Regulatory estimates attempt to capture costs experienced by the public, but those estimates do not include administrative costs—the on-budget amounts spent by federal agencies to produce and enforce rules. The Weidenbaum Center at Washington University in St. Louis and the George Washington University Regulatory Studies Center regularly examine the president’s annual budget proposal to compile the administrative costs of developing and enforcing rules. These amounts—as funds that taxpayers contribute to support agencies’ administrative operations—are disclosed in the federal budget in a way that regulatory compliance and economic costs are not.

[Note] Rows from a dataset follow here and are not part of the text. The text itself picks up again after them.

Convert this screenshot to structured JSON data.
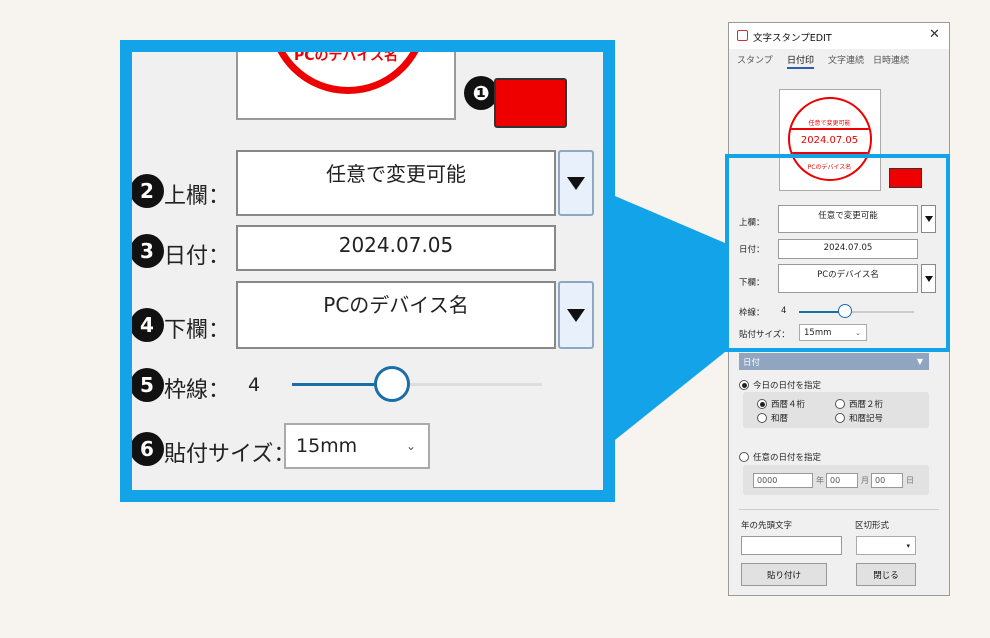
{
  "zoom": {
    "stamp_bottom_text": "PCのデバイス名",
    "badges": [
      "❶",
      "2",
      "3",
      "4",
      "5",
      "6"
    ],
    "upper_label": "上欄：",
    "upper_value": "任意で変更可能",
    "date_label": "日付：",
    "date_value": "2024.07.05",
    "lower_label": "下欄：",
    "lower_value": "PCのデバイス名",
    "border_label": "枠線：",
    "border_value": "4",
    "border_level": 0.4,
    "size_label": "貼付サイズ：",
    "size_value": "15mm",
    "stamp_color": "#ee0000",
    "accent_color": "#12a3e8"
  },
  "dialog": {
    "title": "文字スタンプEDIT",
    "close_icon": "close-icon",
    "tabs": [
      "スタンプ",
      "日付印",
      "文字連続",
      "日時連続"
    ],
    "active_tab": "日付印",
    "stamp_top": "任意で変更可能",
    "stamp_date": "2024.07.05",
    "stamp_bottom": "PCのデバイス名",
    "upper_label": "上欄：",
    "upper_value": "任意で変更可能",
    "date_label": "日付：",
    "date_value": "2024.07.05",
    "lower_label": "下欄：",
    "lower_value": "PCのデバイス名",
    "border_label": "枠線：",
    "border_value": "4",
    "size_label": "貼付サイズ：",
    "size_value": "15mm",
    "section_label": "日付",
    "today_label": "今日の日付を指定",
    "western4": "西暦４桁",
    "western2": "西暦２桁",
    "japanese": "和暦",
    "japanese_symbol": "和暦記号",
    "custom_label": "任意の日付を指定",
    "year_value": "0000",
    "year_unit": "年",
    "month_value": "00",
    "month_unit": "月",
    "day_value": "00",
    "day_unit": "日",
    "prefix_label": "年の先頭文字",
    "separator_label": "区切形式",
    "paste_button": "貼り付け",
    "close_button": "閉じる"
  }
}
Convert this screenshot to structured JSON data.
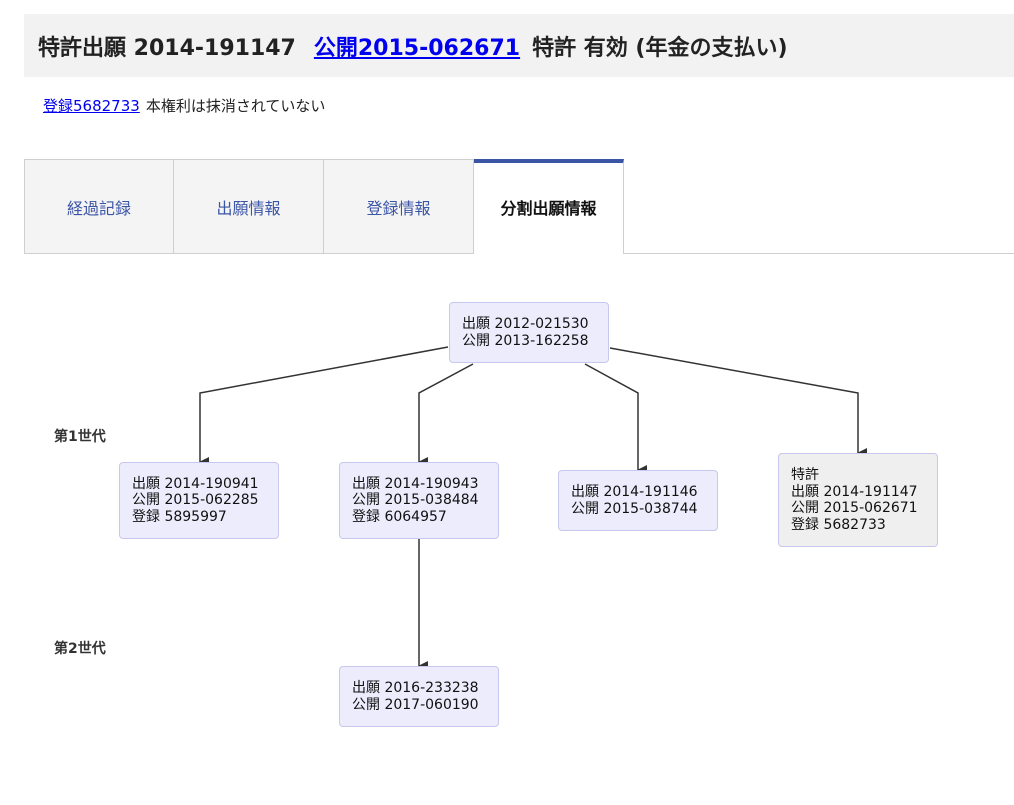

According to the latest compilation, FY 2018 enforcement costs incurred by federal departments and agencies stood at $71.4 billion (in constant 2018 dollars, adjusted from original 2009 dollars) (Figure 8).[i] Of that amount, $13.3 billion was incurred on administering economic regulations. The larger amount, spent on writing and enforcing social and environmental regulations, was $58.1 billion. The $71 billion in regulatory agency enforcement costs helps complete a picture of the federal regulatory apparatus, as these come on top of other estimates of regulatory compliance and economic burdens. In current dollars, the EPA alone spent an estimated $5.172 billion in this category in 2018, accounting for 7 percent of the total expected to be spent by all regulatory agencies.[ii] The EPA formerly accounted for the lion’s share of governmental administration and enforcement costs, but the Department of Homeland Security (DHS), at an estimated $33.3 billion, now comprises 48 percent.[iii]
The Weidenbaum Center and the Regulatory Studies Center also estimate the number of full-time-equivalent administrative and enforcement staff at 281,300 in FY 2017, up from 280,872 in 2017. The number of federal employees has increased well over 100,000 since the 2001 staffing level of 173,057.[i] Much of the post-2001 surge may be attributable to the then newly created Transportation Security Administration’s hiring of thousands of airport screening personnel.
Costs are one way to attempt to capture the size and scope of the federal regulatory enterprise, which is massive. Another is to assess the paper production—the regulatory material that agencies publish each year in sources like the Federal Register.